I like programming, I like mobiles, so naturally three months into my trial of the Nokia N900 my curiosity turned to how you might write your own applications for this very capable device. Notice I've said “applications” not “apps” here, as maybe “apps” doesn't really do it justice, especially with full sized applications like Abiword being ported. The device is really a pocket sized Linux computer with goodies such as a high resolution screen, GPS and Infra Red all thrown in so it has a lot of potential for creative application developers. You can develop code for it using tools on your laptop or if you just want to experiment a little you can even write Python programs on the device itself.
Programming a computer is actually quite an intellectually stimulating way to spend time, you also usually end up with something to show for your labour. Getting into programming now though can be very confusing, there are so many computer languages out there, where would you start? An additional problem is that this is not the 1980s anymore, printing out “Hello World” ad infinitum is not going to impress anyone. This is where “Quickly" comes in, a new template based programming system making its first appearance in Ubuntu 9.10. It is designed to be easy and fun and is there to help you from getting an initial program together right through to distributing it.
Today is a big day, we find out tonight how well the Open University entry has done in the Boxee App Development challenge.

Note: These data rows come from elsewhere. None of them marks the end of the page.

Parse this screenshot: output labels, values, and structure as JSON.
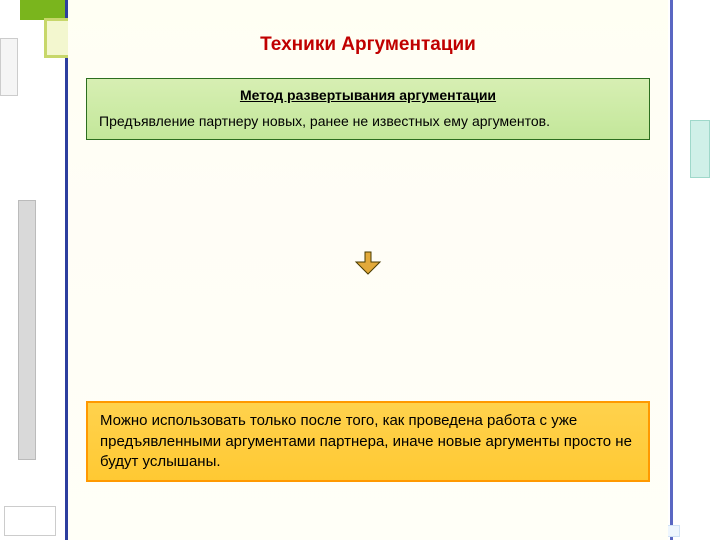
{
  "title": "Техники Аргументации",
  "method": {
    "heading": "Метод развертывания аргументации",
    "body": "Предъявление партнеру новых, ранее не известных ему аргументов."
  },
  "note": "Можно использовать только после того, как проведена работа с уже предъявленными аргументами партнера, иначе новые аргументы просто не будут услышаны."
}
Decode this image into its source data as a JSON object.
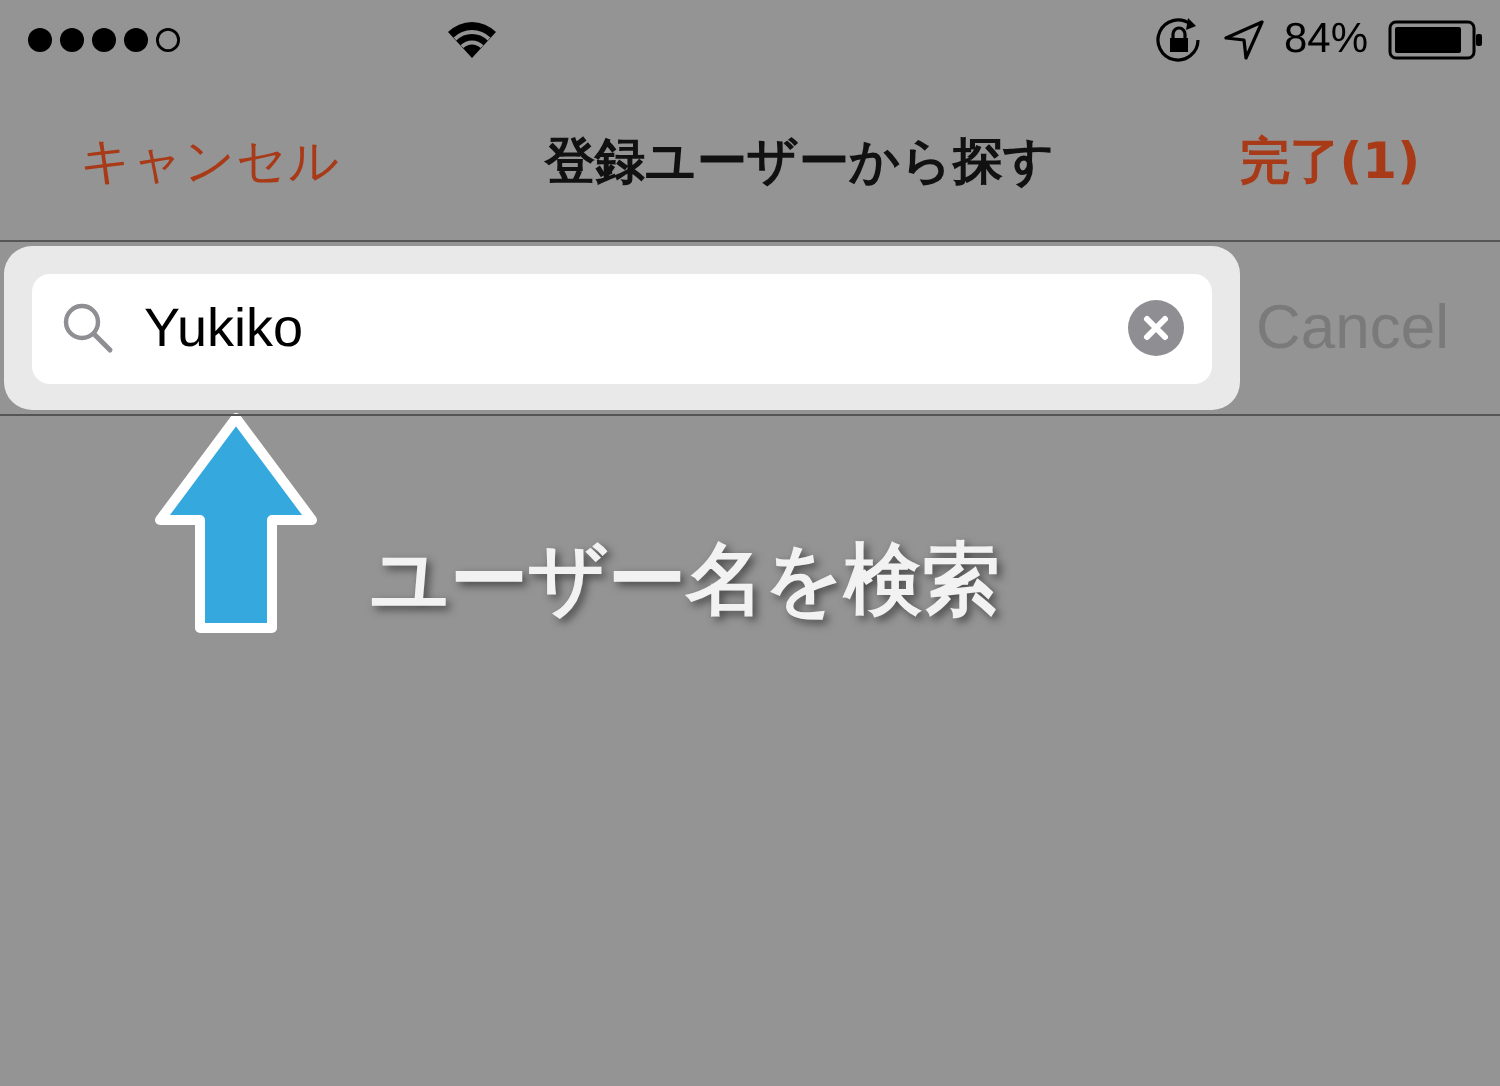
{
  "status_bar": {
    "battery": "84%"
  },
  "nav_bar": {
    "left_button": "キャンセル",
    "title": "登録ユーザーから探す",
    "right_button": "完了(1)"
  },
  "search": {
    "value": "Yukiko",
    "cancel": "Cancel"
  },
  "annotation": {
    "text": "ユーザー名を検索"
  }
}
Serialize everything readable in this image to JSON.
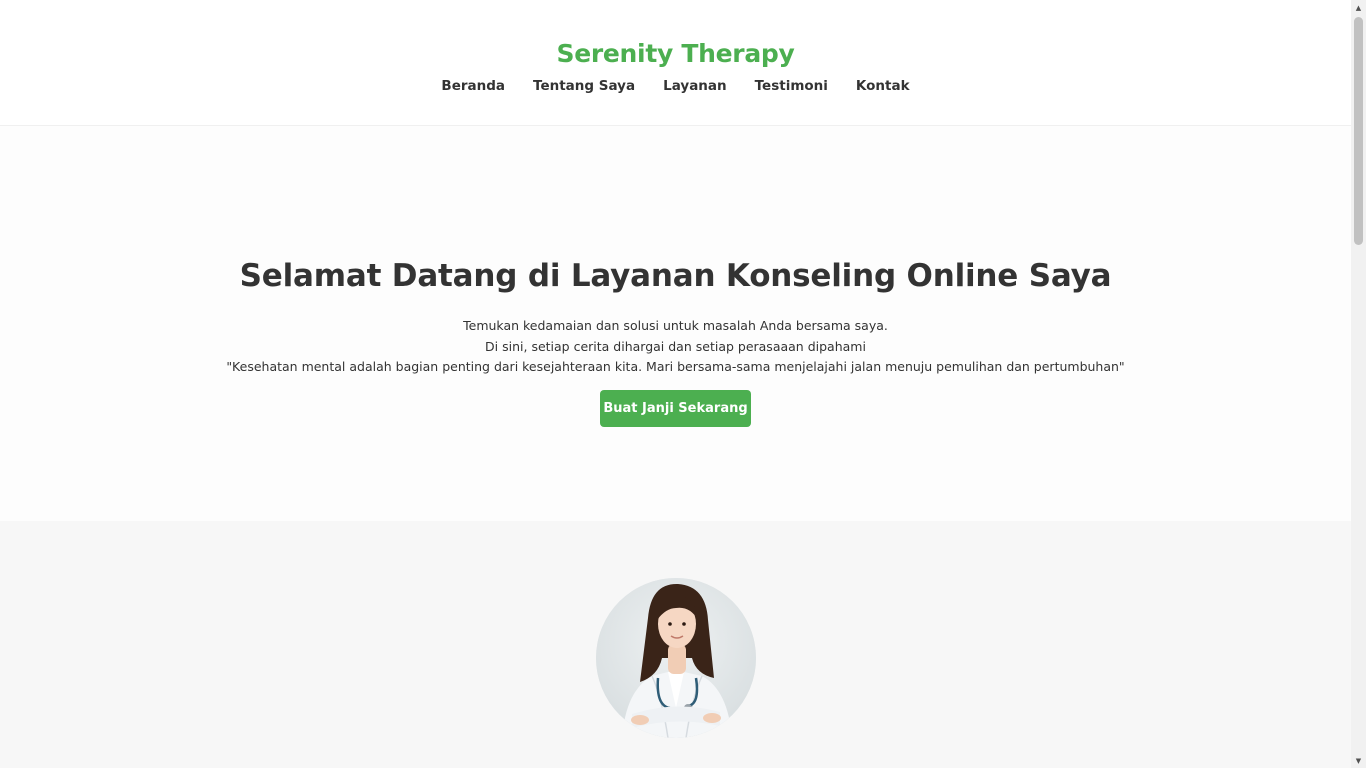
{
  "brand": {
    "name": "Serenity Therapy",
    "color": "#4caf50"
  },
  "nav": {
    "items": [
      {
        "label": "Beranda"
      },
      {
        "label": "Tentang Saya"
      },
      {
        "label": "Layanan"
      },
      {
        "label": "Testimoni"
      },
      {
        "label": "Kontak"
      }
    ]
  },
  "hero": {
    "title": "Selamat Datang di Layanan Konseling Online Saya",
    "line1": "Temukan kedamaian dan solusi untuk masalah Anda bersama saya.",
    "line2": "Di sini, setiap cerita dihargai dan setiap perasaaan dipahami",
    "line3": "\"Kesehatan mental adalah bagian penting dari kesejahteraan kita. Mari bersama-sama menjelajahi jalan menuju pemulihan dan pertumbuhan\"",
    "cta_label": "Buat Janji Sekarang"
  },
  "about": {
    "avatar_icon": "therapist-portrait"
  },
  "scrollbar": {
    "up_icon": "scroll-up-arrow-icon",
    "down_icon": "scroll-down-arrow-icon"
  }
}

A small team of us had been thinking about big screen (web experiences designed for interactive television to be viewed at about ten feet away) web sites and what an OU experience might be like in such a setting. When the challenge was announced it was a fantastic opportunity to quickly develop something to get ourselves started in this exciting area, so we decided to go for it and in about four weeks went from having nothing to having a fully working application, complete with full user interface and graphic design by Dave Winter, client and server side code by me and communications, testing and creative input by Stuart Brown and Matt Rawlinson. It was hard work which gobbled up a few evenings and weekends but it was worth it.
I've written before about the blurring of offline and online worlds and here is a great example of the concept in action; an interesting program that allows you to integrate your Flickr account into the file system of your Linux-powered computer, making it as easy to upload and download files as copying and pasting between folders.
Google this week anounced that it was going to let outside developers host their applications on Google infrastructure through a new product: Google App Engine. This is the latest in a long list of products from Google who are most probably the world's leading Internet company and may well become the most important IT company, if they aren't already.